━━━ Data provided
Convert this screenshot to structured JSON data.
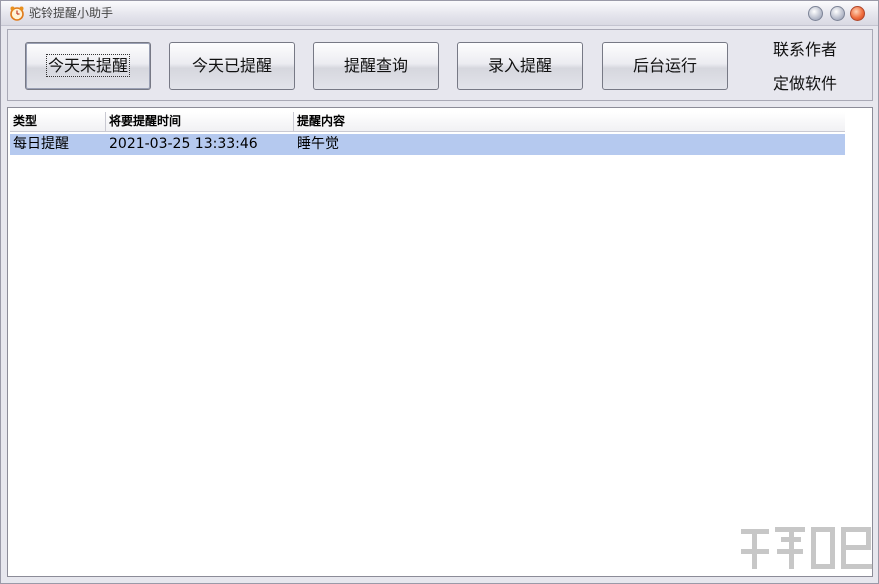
{
  "window": {
    "title": "驼铃提醒小助手"
  },
  "toolbar": {
    "buttons": [
      {
        "label": "今天未提醒"
      },
      {
        "label": "今天已提醒"
      },
      {
        "label": "提醒查询"
      },
      {
        "label": "录入提醒"
      },
      {
        "label": "后台运行"
      }
    ],
    "links": [
      {
        "label": "联系作者"
      },
      {
        "label": "定做软件"
      }
    ]
  },
  "table": {
    "columns": [
      "类型",
      "将要提醒时间",
      "提醒内容"
    ],
    "rows": [
      {
        "type": "每日提醒",
        "time": "2021-03-25 13:33:46",
        "content": "睡午觉"
      }
    ]
  },
  "colors": {
    "selection": "#b5c9ef",
    "close_button": "#f07040"
  },
  "icons": {
    "app": "alarm-clock-icon",
    "minimize": "minimize-icon",
    "maximize": "maximize-icon",
    "close": "close-icon"
  }
}
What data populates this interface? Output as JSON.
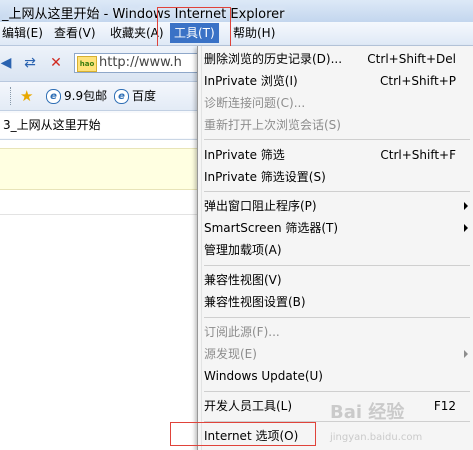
{
  "window": {
    "title": "_上网从这里开始 - Windows Internet Explorer"
  },
  "menubar": {
    "items": [
      "编辑(E)",
      "查看(V)",
      "收藏夹(A)",
      "工具(T)",
      "帮助(H)"
    ],
    "active": "工具(T)"
  },
  "address": {
    "url": "http://www.h"
  },
  "favorites": {
    "items": [
      "9.9包邮",
      "百度"
    ]
  },
  "tab": {
    "title": "3_上网从这里开始"
  },
  "tools_menu": {
    "items": [
      {
        "label": "删除浏览的历史记录(D)...",
        "shortcut": "Ctrl+Shift+Del"
      },
      {
        "label": "InPrivate 浏览(I)",
        "shortcut": "Ctrl+Shift+P"
      },
      {
        "label": "诊断连接问题(C)...",
        "disabled": true
      },
      {
        "label": "重新打开上次浏览会话(S)",
        "disabled": true
      },
      {
        "label": "InPrivate 筛选",
        "shortcut": "Ctrl+Shift+F"
      },
      {
        "label": "InPrivate 筛选设置(S)"
      },
      {
        "label": "弹出窗口阻止程序(P)",
        "submenu": true
      },
      {
        "label": "SmartScreen 筛选器(T)",
        "submenu": true
      },
      {
        "label": "管理加载项(A)"
      },
      {
        "label": "兼容性视图(V)"
      },
      {
        "label": "兼容性视图设置(B)"
      },
      {
        "label": "订阅此源(F)...",
        "disabled": true
      },
      {
        "label": "源发现(E)",
        "disabled": true,
        "submenu": true
      },
      {
        "label": "Windows Update(U)"
      },
      {
        "label": "开发人员工具(L)",
        "shortcut": "F12"
      },
      {
        "label": "Internet 选项(O)"
      }
    ]
  },
  "watermark": {
    "text": "Bai 经验",
    "sub": "jingyan.baidu.com"
  },
  "colors": {
    "menu_highlight": "#3a72c6",
    "annotation_box": "#e0433a"
  }
}
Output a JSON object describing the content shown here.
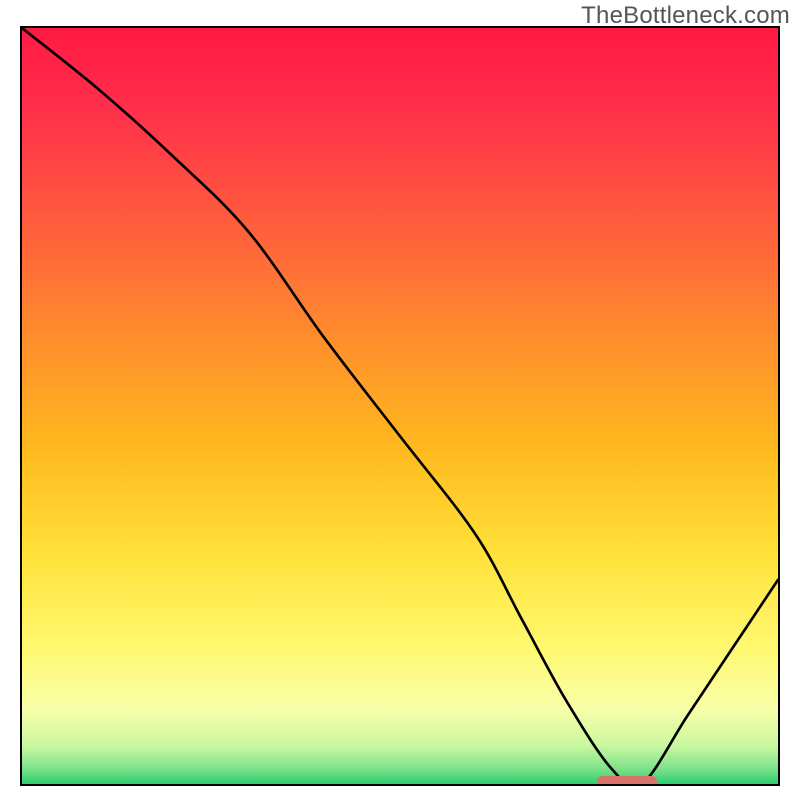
{
  "watermark": "TheBottleneck.com",
  "chart_data": {
    "type": "line",
    "title": "",
    "xlabel": "",
    "ylabel": "",
    "x_range": [
      0,
      100
    ],
    "y_range": [
      0,
      100
    ],
    "series": [
      {
        "name": "bottleneck-curve",
        "x": [
          0,
          10,
          20,
          30,
          40,
          50,
          60,
          66,
          72,
          78,
          82,
          88,
          94,
          100
        ],
        "y": [
          100,
          92,
          83,
          73,
          59,
          46,
          33,
          22,
          11,
          2,
          0,
          9,
          18,
          27
        ]
      }
    ],
    "optimal_marker": {
      "x_start": 76,
      "x_end": 84,
      "y": 0,
      "color": "#d9736a"
    },
    "background_gradient_stops": [
      {
        "offset": 0.0,
        "color": "#ff1a44"
      },
      {
        "offset": 0.1,
        "color": "#ff2d4a"
      },
      {
        "offset": 0.25,
        "color": "#ff5a3e"
      },
      {
        "offset": 0.4,
        "color": "#ff8a2e"
      },
      {
        "offset": 0.55,
        "color": "#ffb71e"
      },
      {
        "offset": 0.7,
        "color": "#ffe23a"
      },
      {
        "offset": 0.82,
        "color": "#fff870"
      },
      {
        "offset": 0.9,
        "color": "#f8ffa8"
      },
      {
        "offset": 0.95,
        "color": "#c8f7a0"
      },
      {
        "offset": 0.98,
        "color": "#7de28a"
      },
      {
        "offset": 1.0,
        "color": "#2ecc71"
      }
    ]
  }
}
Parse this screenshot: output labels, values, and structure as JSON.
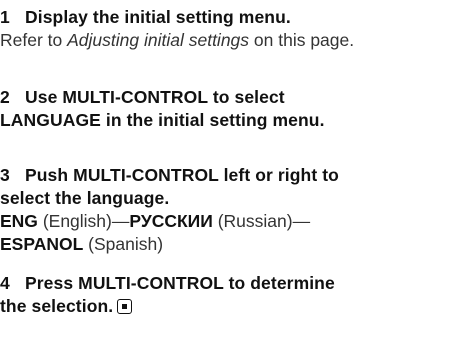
{
  "steps": [
    {
      "number": "1",
      "heading": "Display the initial setting menu.",
      "body": {
        "before": "Refer to ",
        "emphasis": "Adjusting initial settings",
        "after": " on this page."
      }
    },
    {
      "number": "2",
      "heading_line1": "Use MULTI-CONTROL to select",
      "heading_line2": "LANGUAGE in the initial setting menu."
    },
    {
      "number": "3",
      "heading_line1": "Push MULTI-CONTROL left or right to",
      "heading_line2": "select the language.",
      "languages": [
        {
          "code": "ENG",
          "name": "(English)",
          "sep": "—"
        },
        {
          "code": "РУССКИИ",
          "name": "(Russian)",
          "sep": "—"
        },
        {
          "code": "ESPANOL",
          "name": "(Spanish)",
          "sep": ""
        }
      ]
    },
    {
      "number": "4",
      "heading_line1": "Press MULTI-CONTROL to determine",
      "heading_line2": "the selection.",
      "end_icon": "end-of-section-icon"
    }
  ]
}
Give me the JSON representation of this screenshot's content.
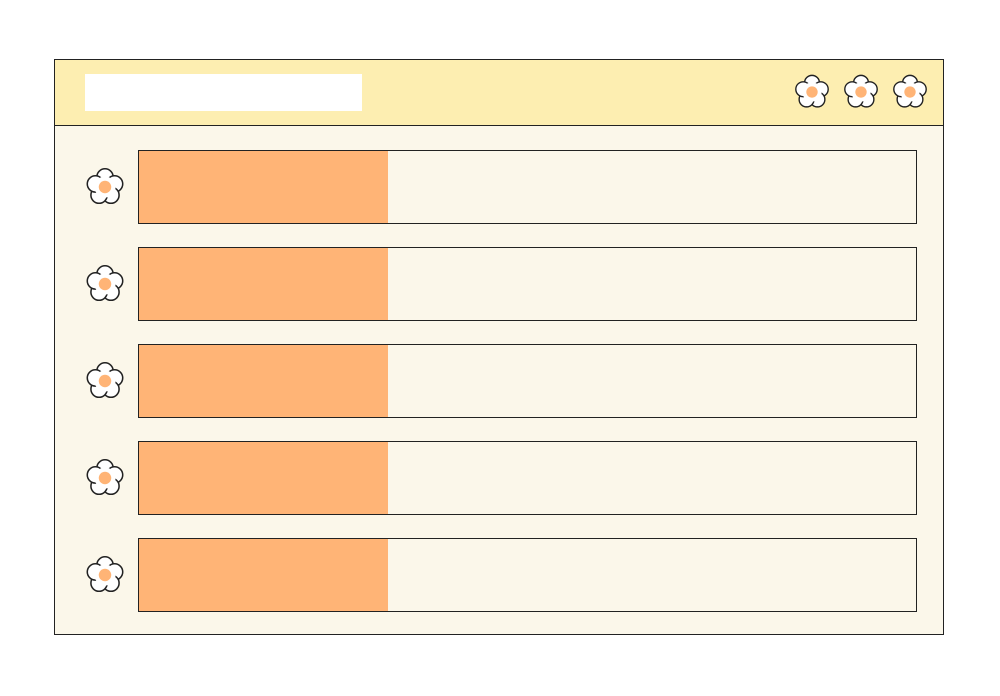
{
  "window": {
    "address_bar": {
      "value": "",
      "placeholder": ""
    },
    "controls": [
      {
        "icon": "flower-icon"
      },
      {
        "icon": "flower-icon"
      },
      {
        "icon": "flower-icon"
      }
    ]
  },
  "rows": [
    {
      "icon": "flower-icon",
      "progress": 0.32
    },
    {
      "icon": "flower-icon",
      "progress": 0.32
    },
    {
      "icon": "flower-icon",
      "progress": 0.32
    },
    {
      "icon": "flower-icon",
      "progress": 0.32
    },
    {
      "icon": "flower-icon",
      "progress": 0.32
    }
  ],
  "colors": {
    "titlebar": "#fdeeb1",
    "window_body": "#fbf7ea",
    "progress_fill": "#ffb476",
    "flower_petals": "#ffffff",
    "flower_center": "#ffb476",
    "outline": "#222222"
  }
}
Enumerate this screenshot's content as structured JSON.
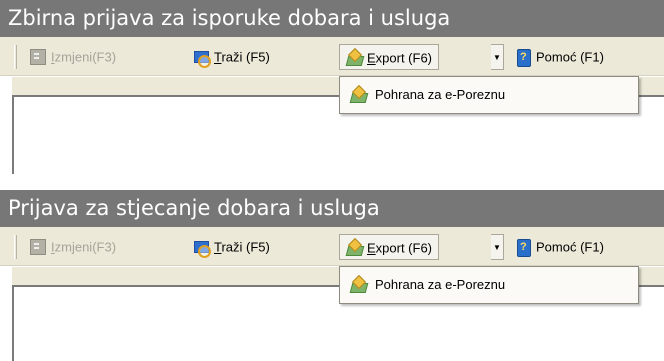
{
  "panels": [
    {
      "title": "Zbirna prijava za isporuke dobara i usluga",
      "toolbar": {
        "edit": {
          "label_first": "I",
          "label_rest": "zmjeni(F3)",
          "icon": "edit-icon",
          "enabled": false
        },
        "find": {
          "label_first": "T",
          "label_rest": "raži (F5)",
          "icon": "find-icon"
        },
        "export": {
          "label_first": "E",
          "label_rest": "xport (F6)",
          "icon": "export-icon",
          "dropdown_arrow": "▼"
        },
        "help": {
          "label": "Pomoć (F1)",
          "icon": "help-icon"
        }
      },
      "menu": {
        "items": [
          {
            "label": "Pohrana za e-Poreznu",
            "icon": "export-icon"
          }
        ]
      }
    },
    {
      "title": "Prijava za stjecanje dobara i usluga",
      "toolbar": {
        "edit": {
          "label_first": "I",
          "label_rest": "zmjeni(F3)",
          "icon": "edit-icon",
          "enabled": false
        },
        "find": {
          "label_first": "T",
          "label_rest": "raži (F5)",
          "icon": "find-icon"
        },
        "export": {
          "label_first": "E",
          "label_rest": "xport (F6)",
          "icon": "export-icon",
          "dropdown_arrow": "▼"
        },
        "help": {
          "label": "Pomoć (F1)",
          "icon": "help-icon"
        }
      },
      "menu": {
        "items": [
          {
            "label": "Pohrana za e-Poreznu",
            "icon": "export-icon"
          }
        ]
      }
    }
  ],
  "colors": {
    "titlebar_bg": "#777777",
    "titlebar_text": "#ffffff",
    "toolbar_bg": "#ece9d8",
    "disabled_text": "#a7a39a"
  }
}
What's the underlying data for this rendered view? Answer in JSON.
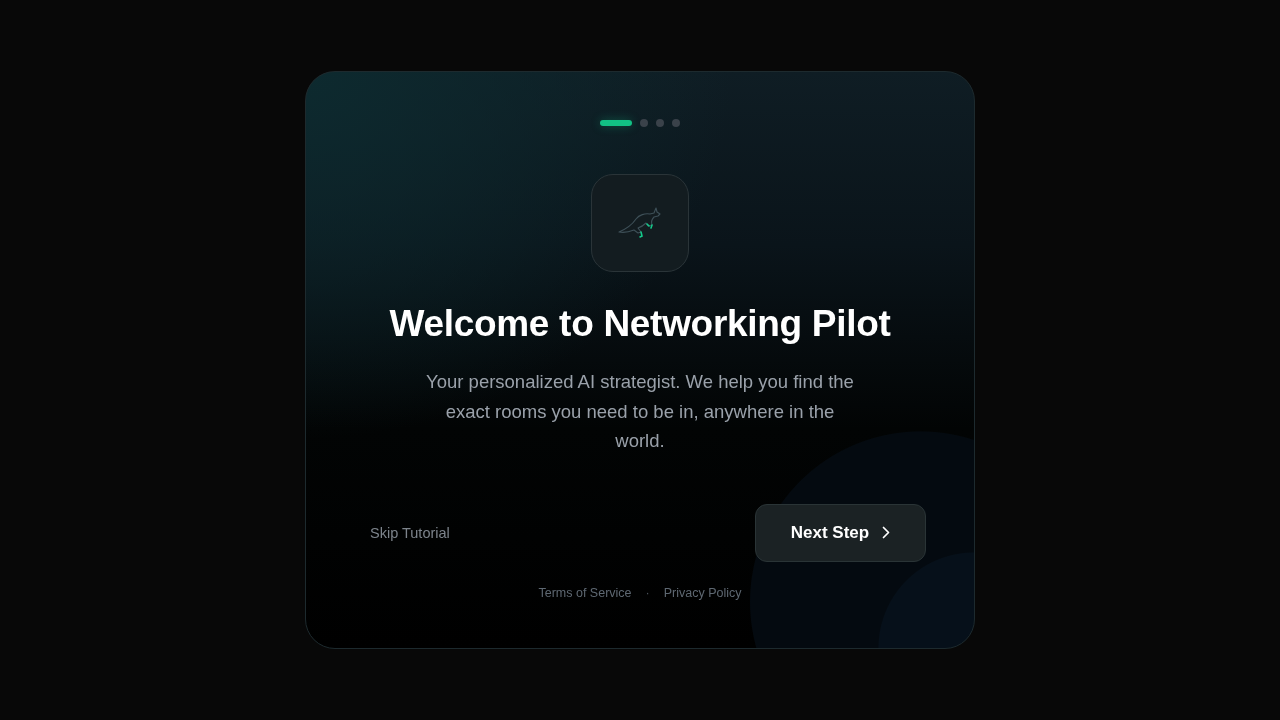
{
  "progress_steps": [
    {
      "selected": true
    },
    {
      "selected": false
    },
    {
      "selected": false
    },
    {
      "selected": false
    }
  ],
  "title": "Welcome to Networking Pilot",
  "description": "Your personalized AI strategist. We help you find the exact rooms you need to be in, anywhere in the world.",
  "actions": {
    "skip": "Skip Tutorial",
    "next": "Next Step"
  },
  "footer": {
    "links": [
      "Terms of Service",
      "Privacy Policy"
    ],
    "separator": "·"
  }
}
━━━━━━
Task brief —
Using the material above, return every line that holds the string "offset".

Response below —
        "offset": 0.0,
        "offset": 0.1,
        "offset": 0.25,
        "offset": 0.4,
        "offset": 0.55,
        "offset": 0.7,
        "offset": 0.82,
        "offset": 0.9,
        "offset": 0.95,
        "offset": 0.98,
        "offset": 1.0,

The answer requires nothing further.